Learn to use the semicolon. Master it. And then never use it again.—Verlyn Klinkenborg, in a lecture to MFA students at Goucher College
Kurt Vonnegut also hated the semicolon. Virginia Woolf was at the other end of the scale, of course, but when reading her I really want to replace some semicolons with colons or even dashes. (The Great Gatsby uses both semicolons and dashes beautifully; I’m not sure if it employs a colon.)

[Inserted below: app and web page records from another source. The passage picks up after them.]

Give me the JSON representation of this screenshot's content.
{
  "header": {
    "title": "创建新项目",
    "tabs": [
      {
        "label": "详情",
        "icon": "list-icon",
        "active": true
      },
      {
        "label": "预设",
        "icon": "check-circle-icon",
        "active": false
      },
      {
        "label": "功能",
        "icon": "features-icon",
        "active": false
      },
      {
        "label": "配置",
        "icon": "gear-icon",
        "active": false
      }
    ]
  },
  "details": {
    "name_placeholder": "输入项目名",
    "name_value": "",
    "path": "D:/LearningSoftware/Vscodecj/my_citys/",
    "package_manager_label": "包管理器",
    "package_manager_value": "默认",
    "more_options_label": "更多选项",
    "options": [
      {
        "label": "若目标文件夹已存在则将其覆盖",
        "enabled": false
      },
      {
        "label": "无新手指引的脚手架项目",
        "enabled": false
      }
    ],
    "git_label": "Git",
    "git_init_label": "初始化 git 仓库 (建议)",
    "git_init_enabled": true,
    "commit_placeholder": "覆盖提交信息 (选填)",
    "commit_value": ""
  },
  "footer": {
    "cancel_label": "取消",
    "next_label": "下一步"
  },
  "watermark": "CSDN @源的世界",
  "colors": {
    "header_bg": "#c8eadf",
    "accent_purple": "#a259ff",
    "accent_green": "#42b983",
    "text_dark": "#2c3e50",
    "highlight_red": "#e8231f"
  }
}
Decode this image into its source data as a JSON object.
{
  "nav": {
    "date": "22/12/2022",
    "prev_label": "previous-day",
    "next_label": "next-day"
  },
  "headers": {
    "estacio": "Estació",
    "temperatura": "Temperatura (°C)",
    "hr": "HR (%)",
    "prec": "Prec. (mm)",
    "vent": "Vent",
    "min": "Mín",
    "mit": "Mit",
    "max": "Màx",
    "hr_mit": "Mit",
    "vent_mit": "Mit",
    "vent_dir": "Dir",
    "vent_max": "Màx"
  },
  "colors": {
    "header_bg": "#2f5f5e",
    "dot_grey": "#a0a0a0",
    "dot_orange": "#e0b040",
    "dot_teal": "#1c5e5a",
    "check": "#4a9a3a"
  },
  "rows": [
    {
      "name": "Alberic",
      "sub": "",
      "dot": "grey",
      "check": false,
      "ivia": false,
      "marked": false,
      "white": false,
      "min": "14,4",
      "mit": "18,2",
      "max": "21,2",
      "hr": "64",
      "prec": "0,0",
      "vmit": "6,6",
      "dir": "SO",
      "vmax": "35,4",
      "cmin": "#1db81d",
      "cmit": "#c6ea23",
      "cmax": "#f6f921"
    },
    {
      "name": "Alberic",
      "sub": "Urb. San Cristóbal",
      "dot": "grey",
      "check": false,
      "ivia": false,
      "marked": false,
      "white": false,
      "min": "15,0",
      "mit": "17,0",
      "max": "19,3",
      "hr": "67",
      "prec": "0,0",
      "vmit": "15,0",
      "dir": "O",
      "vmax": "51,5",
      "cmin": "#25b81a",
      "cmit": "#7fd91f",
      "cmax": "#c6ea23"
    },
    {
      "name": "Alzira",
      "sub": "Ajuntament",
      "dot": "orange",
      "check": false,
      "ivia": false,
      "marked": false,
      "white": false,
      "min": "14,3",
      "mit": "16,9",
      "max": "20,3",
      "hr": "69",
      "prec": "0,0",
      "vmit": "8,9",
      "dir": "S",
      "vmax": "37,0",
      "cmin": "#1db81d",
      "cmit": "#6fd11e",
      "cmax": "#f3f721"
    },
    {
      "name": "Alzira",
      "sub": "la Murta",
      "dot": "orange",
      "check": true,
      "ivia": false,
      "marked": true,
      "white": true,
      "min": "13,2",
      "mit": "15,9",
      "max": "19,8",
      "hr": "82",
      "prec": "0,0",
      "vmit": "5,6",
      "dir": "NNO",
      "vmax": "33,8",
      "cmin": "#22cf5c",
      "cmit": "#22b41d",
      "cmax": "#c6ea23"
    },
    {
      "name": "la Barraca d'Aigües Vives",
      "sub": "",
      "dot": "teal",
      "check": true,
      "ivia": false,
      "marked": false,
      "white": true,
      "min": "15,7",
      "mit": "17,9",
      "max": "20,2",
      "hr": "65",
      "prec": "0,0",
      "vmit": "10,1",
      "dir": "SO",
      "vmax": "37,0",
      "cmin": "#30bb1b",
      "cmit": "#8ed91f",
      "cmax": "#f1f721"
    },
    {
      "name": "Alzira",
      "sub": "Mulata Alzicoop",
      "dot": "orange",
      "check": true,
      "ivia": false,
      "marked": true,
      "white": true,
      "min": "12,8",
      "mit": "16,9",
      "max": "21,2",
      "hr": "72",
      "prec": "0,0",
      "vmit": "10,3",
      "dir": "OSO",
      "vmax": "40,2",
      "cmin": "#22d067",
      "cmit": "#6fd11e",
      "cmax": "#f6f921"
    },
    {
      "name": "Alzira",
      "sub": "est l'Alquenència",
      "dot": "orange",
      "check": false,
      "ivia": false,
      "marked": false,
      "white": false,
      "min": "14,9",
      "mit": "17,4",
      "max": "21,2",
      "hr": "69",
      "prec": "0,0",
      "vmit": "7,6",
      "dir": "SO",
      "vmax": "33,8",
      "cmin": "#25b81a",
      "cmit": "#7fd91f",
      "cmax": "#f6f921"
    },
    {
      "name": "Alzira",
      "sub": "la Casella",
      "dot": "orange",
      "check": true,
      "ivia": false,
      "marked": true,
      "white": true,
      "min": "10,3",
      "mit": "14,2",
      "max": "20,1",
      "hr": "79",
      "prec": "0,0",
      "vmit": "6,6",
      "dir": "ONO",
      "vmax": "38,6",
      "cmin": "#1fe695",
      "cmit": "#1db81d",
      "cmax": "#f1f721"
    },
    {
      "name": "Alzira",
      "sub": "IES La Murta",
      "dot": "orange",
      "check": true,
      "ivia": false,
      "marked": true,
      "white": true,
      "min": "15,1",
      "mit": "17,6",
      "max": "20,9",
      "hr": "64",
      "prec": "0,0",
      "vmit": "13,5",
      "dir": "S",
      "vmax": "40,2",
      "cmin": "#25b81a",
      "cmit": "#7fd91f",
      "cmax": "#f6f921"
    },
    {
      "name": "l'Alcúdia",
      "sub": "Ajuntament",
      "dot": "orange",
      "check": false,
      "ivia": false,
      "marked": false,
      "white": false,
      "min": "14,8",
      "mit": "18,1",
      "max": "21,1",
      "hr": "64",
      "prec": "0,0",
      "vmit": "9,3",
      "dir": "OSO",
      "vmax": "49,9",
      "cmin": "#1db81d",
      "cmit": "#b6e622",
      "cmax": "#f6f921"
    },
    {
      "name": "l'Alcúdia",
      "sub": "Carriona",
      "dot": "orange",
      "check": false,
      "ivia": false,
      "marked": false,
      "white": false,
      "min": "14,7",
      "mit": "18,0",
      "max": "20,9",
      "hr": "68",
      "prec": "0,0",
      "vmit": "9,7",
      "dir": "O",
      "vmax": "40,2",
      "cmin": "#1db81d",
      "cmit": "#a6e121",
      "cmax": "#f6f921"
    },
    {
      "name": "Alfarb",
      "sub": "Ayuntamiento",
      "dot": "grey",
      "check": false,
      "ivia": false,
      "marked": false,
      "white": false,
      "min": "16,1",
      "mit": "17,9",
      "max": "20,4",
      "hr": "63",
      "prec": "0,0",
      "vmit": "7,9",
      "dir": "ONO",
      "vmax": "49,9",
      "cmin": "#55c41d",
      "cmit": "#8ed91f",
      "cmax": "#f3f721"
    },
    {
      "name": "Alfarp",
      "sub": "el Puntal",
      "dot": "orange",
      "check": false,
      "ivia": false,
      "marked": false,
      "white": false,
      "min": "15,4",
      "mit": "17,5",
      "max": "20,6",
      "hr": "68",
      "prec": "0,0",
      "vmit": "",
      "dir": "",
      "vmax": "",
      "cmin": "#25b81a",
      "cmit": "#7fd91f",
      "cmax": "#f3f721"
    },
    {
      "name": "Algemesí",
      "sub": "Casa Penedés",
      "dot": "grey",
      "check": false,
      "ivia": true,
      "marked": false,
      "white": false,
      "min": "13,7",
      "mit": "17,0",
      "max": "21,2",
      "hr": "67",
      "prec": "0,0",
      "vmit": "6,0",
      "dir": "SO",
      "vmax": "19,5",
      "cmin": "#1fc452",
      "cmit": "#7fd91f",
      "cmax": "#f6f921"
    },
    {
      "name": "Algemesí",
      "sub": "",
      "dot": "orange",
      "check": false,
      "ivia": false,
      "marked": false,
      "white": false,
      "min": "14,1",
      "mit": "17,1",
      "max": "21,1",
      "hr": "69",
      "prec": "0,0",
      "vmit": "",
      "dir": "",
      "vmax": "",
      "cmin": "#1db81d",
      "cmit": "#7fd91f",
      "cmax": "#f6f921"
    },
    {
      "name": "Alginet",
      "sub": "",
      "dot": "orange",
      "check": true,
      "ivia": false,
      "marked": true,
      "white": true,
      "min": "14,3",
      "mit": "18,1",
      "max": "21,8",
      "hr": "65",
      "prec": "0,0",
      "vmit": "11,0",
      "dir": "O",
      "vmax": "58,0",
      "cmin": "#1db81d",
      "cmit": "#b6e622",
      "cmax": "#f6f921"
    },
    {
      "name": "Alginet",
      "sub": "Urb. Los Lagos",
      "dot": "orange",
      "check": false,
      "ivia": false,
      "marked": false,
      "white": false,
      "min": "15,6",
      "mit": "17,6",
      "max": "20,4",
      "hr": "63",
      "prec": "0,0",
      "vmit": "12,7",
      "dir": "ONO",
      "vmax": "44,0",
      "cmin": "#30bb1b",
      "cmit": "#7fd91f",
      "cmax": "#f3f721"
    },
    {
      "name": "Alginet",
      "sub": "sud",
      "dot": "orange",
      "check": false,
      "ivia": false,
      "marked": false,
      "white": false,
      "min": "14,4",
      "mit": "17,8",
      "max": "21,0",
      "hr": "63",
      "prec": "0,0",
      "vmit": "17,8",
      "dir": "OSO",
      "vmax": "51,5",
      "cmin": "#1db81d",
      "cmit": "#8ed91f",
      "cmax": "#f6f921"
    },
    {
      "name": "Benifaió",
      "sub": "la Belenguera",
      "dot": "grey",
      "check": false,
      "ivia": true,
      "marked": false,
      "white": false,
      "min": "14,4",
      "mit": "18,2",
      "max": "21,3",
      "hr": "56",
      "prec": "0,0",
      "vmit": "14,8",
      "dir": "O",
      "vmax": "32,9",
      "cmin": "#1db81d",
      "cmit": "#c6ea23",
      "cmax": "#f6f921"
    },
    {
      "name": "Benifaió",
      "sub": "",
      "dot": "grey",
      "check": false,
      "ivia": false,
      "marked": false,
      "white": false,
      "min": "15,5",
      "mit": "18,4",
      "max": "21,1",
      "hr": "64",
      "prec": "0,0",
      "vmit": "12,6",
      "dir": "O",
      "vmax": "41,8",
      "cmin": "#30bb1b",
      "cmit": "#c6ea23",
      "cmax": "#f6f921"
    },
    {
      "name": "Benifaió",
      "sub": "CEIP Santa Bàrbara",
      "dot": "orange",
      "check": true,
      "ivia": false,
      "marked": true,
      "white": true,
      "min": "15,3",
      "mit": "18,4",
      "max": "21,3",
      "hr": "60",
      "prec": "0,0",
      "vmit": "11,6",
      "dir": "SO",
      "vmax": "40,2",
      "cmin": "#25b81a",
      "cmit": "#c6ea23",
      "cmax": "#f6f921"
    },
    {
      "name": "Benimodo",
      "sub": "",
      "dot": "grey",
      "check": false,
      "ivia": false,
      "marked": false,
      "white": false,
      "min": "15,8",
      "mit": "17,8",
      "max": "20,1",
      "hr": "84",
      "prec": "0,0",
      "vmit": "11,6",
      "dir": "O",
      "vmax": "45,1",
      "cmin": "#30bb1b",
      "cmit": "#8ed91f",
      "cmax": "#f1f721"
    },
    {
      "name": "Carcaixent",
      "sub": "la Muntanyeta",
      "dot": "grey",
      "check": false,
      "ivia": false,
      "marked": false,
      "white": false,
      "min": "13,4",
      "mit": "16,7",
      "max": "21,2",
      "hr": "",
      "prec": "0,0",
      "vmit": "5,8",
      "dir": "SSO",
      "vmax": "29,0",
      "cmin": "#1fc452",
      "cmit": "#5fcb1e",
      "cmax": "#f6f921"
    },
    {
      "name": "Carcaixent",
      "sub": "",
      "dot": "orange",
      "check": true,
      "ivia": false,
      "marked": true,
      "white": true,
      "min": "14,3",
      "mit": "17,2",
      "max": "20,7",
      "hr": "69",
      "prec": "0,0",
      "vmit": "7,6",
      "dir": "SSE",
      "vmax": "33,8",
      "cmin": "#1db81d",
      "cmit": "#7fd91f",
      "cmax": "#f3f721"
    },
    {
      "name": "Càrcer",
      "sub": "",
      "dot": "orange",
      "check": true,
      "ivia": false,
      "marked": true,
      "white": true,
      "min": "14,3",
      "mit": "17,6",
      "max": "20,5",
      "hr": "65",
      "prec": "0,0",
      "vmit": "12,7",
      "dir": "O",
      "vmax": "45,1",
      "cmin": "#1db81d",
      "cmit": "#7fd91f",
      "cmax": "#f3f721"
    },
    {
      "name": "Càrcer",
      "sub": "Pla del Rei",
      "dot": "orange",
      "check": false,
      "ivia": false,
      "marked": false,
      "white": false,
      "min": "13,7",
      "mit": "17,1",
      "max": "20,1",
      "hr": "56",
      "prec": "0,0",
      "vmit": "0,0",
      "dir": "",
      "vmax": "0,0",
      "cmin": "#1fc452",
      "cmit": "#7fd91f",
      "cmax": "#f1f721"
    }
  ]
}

Years ago, after leaving newspapers, where semicolons are semiprecious, I went ape with their use, I suppose because semicolons seem fully literary. But I had one problem: I hated how the semicolon looked: to me, it was ugly as sin. I’ve mostly outgrown that aesthetic qualm, but I often go back and edit semicolons out of work where I threw them in in the heat of battle. I can see my logic—that this went with that—but in the end, overall flow and appearance might prevail.
I have one strong reservation remaining: the use of semicolons in quotes—especially in talk by tough guys. I first saw this in a story in The Washington Post, by a Pulitzer winner no less. I was sure how he felt: using it meant a lot to him, and he watched that semicolon like a hawk as it moved through the fumble-fingered copy desk.
But it made me ill. Tough guys don’t eat quiche and they don’t use semicolons!
Now here’s another, which appeared last week in my hometown paper, The Columbus Dispatch, in a story about a man gunned down during an argument outside a biker bar. The reporter went to interview some guys hanging out who saw the shooting:
“They need to bring Old Thunderbolt back,” an older man said, referring to the electric chair. “These people think they’re gangsters. Ain’t no gangsters; they’re all in the cemetery, rearing up daisies.”
To me, the semicolon ruins his punchy speech and violates his rights as a red-blooded American biker. But maybe that’s just me.